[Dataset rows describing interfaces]
----------

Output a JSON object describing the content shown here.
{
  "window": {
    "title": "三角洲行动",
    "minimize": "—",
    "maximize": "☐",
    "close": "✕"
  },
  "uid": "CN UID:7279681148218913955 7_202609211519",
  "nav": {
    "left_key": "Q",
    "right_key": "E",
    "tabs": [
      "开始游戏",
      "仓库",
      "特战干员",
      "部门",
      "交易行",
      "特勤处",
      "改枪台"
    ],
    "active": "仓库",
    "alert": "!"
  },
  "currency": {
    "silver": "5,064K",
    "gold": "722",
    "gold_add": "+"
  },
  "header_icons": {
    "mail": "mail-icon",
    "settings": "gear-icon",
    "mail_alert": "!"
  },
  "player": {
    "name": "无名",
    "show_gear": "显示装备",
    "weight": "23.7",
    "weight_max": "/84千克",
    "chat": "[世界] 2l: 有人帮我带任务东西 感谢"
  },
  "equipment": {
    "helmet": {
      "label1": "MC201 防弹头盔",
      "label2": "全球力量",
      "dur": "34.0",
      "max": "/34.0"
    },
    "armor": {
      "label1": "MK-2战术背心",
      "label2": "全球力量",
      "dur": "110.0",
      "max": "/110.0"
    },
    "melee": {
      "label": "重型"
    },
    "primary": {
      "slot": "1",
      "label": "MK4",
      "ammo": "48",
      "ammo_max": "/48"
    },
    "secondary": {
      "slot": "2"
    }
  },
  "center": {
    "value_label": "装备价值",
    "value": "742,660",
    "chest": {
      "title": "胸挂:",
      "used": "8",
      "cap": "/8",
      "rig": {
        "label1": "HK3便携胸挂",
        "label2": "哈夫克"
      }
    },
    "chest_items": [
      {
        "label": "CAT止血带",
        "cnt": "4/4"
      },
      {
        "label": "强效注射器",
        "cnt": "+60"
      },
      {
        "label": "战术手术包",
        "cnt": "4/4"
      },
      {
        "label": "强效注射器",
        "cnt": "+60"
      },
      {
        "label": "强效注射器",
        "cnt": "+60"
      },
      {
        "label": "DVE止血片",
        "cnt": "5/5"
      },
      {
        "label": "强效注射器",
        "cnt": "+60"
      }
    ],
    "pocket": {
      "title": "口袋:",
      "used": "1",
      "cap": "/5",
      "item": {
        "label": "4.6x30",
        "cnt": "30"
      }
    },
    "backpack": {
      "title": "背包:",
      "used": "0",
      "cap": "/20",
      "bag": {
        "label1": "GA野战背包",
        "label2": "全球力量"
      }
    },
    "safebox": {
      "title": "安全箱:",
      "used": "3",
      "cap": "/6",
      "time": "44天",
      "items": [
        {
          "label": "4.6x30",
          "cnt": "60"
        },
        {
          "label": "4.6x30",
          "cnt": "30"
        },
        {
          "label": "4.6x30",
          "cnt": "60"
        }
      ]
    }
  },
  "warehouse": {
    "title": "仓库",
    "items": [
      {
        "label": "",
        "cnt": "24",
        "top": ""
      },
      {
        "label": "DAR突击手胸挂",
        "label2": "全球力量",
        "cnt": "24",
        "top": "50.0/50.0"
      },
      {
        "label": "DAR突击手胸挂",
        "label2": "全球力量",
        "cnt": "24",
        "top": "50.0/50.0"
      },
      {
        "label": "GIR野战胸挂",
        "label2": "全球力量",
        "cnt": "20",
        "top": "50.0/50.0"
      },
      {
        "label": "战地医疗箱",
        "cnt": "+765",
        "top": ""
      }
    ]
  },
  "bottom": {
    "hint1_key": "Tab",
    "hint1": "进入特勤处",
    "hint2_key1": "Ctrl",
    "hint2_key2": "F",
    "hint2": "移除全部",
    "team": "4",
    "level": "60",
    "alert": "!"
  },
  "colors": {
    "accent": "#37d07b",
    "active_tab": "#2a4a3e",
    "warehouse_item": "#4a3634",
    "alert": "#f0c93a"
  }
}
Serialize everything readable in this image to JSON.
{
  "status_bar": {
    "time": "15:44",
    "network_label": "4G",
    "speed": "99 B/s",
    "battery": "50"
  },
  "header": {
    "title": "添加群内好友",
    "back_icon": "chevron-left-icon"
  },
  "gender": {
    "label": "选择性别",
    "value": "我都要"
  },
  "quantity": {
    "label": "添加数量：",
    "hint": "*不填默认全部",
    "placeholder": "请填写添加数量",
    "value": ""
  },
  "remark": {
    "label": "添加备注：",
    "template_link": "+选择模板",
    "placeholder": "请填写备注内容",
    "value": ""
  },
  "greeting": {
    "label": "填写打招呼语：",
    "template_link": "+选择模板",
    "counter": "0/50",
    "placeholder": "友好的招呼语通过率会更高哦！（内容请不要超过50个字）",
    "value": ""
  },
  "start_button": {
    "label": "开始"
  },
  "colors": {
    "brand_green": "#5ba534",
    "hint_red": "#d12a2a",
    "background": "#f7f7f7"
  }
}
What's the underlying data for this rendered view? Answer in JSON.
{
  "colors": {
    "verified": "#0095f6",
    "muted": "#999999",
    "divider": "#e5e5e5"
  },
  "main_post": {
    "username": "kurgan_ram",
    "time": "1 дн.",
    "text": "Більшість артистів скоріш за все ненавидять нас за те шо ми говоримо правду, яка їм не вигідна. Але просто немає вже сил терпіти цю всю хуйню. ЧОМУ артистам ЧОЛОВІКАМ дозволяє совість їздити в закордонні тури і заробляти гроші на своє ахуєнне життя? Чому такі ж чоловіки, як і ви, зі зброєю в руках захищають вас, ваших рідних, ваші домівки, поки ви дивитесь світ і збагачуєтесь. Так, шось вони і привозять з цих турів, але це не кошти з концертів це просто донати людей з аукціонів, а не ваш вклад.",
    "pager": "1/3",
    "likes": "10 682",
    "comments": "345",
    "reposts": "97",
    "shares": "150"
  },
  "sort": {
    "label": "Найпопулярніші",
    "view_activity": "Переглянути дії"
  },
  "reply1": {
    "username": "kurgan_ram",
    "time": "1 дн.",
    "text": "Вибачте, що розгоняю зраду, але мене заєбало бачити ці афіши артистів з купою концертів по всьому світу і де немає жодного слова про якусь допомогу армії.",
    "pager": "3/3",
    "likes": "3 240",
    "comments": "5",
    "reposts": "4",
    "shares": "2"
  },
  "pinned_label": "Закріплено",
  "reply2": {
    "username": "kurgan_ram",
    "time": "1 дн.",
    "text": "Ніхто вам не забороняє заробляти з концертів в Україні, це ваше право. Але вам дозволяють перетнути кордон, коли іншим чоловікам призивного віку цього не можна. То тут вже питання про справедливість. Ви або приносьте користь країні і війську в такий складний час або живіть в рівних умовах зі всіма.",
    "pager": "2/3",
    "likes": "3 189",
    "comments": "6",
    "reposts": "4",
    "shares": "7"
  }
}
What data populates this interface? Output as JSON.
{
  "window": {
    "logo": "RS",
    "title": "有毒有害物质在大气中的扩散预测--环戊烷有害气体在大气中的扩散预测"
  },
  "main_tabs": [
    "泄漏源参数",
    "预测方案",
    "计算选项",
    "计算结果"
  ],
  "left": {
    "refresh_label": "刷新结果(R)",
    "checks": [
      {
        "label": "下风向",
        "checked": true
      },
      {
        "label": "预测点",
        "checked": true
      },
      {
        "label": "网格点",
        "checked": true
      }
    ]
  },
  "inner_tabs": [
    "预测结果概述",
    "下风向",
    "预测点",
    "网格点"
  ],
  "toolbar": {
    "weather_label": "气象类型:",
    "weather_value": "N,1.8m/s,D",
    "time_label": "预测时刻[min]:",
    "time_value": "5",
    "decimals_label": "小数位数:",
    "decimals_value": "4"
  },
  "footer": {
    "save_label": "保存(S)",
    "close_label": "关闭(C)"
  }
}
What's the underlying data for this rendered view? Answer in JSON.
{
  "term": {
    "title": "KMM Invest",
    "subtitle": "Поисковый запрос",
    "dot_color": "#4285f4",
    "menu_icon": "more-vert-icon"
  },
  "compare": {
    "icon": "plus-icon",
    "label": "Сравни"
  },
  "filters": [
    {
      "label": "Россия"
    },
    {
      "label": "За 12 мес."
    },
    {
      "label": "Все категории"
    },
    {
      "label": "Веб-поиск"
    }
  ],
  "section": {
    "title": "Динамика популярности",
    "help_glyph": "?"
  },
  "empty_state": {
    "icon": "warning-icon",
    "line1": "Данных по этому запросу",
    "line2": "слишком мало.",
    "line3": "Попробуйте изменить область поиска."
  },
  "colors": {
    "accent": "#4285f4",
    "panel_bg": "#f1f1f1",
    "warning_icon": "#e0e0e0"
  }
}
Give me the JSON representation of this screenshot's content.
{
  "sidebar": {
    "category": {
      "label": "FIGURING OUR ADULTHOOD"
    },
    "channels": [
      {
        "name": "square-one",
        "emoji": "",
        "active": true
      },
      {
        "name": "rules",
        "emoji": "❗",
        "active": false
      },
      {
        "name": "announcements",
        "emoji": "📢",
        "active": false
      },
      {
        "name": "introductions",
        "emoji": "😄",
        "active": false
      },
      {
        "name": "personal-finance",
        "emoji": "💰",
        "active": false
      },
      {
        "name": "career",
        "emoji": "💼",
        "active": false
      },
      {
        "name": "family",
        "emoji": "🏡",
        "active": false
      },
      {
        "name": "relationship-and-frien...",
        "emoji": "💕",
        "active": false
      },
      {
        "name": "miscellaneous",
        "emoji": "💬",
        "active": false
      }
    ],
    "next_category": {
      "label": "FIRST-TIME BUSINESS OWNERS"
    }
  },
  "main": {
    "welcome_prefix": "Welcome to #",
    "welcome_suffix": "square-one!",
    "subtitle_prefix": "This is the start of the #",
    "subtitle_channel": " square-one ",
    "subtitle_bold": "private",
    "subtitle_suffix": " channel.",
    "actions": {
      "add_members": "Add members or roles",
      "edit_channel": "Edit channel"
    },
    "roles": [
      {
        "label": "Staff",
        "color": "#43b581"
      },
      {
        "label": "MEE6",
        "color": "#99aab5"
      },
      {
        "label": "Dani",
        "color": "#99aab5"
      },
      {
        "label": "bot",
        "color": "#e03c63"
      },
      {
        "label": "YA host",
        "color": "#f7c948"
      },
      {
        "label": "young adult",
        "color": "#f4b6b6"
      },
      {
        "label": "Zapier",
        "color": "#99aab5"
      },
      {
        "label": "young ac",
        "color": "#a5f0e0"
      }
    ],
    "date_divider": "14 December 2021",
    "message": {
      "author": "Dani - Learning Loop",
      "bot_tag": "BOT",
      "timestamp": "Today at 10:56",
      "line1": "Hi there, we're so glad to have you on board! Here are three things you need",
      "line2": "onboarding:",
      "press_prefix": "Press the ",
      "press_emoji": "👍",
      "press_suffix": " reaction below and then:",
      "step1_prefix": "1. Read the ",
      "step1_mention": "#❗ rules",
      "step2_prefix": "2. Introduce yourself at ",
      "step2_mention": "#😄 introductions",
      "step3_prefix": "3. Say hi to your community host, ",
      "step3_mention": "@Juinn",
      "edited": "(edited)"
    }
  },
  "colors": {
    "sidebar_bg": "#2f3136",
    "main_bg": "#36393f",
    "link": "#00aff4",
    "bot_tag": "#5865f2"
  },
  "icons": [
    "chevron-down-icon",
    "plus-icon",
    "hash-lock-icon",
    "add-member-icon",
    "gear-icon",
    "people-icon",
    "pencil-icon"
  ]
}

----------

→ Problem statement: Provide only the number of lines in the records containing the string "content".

→ Task solution: 2